▶ **REQUIREMENT**
Tell me how many lines in the data include "offset", and keep the reply to that number.

▶ **PROVIDED MATERIAL**
——————————
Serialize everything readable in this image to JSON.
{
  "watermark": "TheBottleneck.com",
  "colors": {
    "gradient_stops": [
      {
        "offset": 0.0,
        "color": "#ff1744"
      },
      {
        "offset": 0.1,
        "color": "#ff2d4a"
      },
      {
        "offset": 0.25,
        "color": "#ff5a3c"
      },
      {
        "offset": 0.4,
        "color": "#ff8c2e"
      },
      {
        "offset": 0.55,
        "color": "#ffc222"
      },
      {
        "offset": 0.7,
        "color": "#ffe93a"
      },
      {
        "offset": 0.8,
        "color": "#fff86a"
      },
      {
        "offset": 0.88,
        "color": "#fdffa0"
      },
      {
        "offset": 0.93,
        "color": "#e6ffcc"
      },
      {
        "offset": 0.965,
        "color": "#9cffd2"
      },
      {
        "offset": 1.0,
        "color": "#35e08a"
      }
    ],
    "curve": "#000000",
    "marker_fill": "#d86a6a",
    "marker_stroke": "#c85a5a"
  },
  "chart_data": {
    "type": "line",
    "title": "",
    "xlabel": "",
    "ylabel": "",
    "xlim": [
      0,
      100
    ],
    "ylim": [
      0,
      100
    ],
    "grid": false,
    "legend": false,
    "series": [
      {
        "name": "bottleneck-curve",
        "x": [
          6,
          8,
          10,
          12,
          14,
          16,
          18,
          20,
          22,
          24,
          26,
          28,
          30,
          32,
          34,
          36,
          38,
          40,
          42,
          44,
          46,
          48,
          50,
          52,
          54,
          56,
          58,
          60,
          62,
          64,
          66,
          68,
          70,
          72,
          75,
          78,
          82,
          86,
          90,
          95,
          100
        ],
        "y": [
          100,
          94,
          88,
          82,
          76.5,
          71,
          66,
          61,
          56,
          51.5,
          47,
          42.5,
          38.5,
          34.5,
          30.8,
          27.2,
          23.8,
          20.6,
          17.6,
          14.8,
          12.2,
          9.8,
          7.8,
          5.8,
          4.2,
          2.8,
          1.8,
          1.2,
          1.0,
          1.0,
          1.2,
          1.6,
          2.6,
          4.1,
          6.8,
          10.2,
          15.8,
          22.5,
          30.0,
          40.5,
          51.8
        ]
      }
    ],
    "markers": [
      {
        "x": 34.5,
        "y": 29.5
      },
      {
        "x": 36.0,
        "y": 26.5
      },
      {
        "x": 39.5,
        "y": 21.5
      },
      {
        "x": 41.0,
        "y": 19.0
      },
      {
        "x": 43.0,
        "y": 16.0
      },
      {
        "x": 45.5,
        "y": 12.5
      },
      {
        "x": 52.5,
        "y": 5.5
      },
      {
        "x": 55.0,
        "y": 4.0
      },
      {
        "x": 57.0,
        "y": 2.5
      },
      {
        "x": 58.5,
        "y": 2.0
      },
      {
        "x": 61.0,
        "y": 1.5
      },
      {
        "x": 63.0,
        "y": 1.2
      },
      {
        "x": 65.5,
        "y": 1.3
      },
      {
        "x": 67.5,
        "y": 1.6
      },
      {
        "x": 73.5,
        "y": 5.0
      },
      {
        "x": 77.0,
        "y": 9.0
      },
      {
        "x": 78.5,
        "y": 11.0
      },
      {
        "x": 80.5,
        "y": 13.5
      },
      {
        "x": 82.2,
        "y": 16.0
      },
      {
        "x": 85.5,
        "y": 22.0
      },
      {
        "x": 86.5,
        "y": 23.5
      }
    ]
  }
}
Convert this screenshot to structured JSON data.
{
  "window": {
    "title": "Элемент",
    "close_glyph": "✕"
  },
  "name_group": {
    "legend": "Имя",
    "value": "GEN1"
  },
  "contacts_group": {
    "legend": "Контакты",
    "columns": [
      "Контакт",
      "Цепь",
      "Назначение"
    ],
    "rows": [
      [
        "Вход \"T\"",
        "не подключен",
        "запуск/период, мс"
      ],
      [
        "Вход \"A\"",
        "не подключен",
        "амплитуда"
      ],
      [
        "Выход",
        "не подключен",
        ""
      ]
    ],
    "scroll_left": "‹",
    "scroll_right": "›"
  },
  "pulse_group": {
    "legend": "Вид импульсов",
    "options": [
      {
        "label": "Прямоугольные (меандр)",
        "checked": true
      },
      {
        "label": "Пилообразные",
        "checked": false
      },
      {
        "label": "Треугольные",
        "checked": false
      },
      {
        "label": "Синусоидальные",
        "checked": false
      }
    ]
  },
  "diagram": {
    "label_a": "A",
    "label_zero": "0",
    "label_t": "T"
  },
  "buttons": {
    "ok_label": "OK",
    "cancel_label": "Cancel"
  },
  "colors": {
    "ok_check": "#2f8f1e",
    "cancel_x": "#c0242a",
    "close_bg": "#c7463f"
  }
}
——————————
▶ **RESPONSE BELOW**
11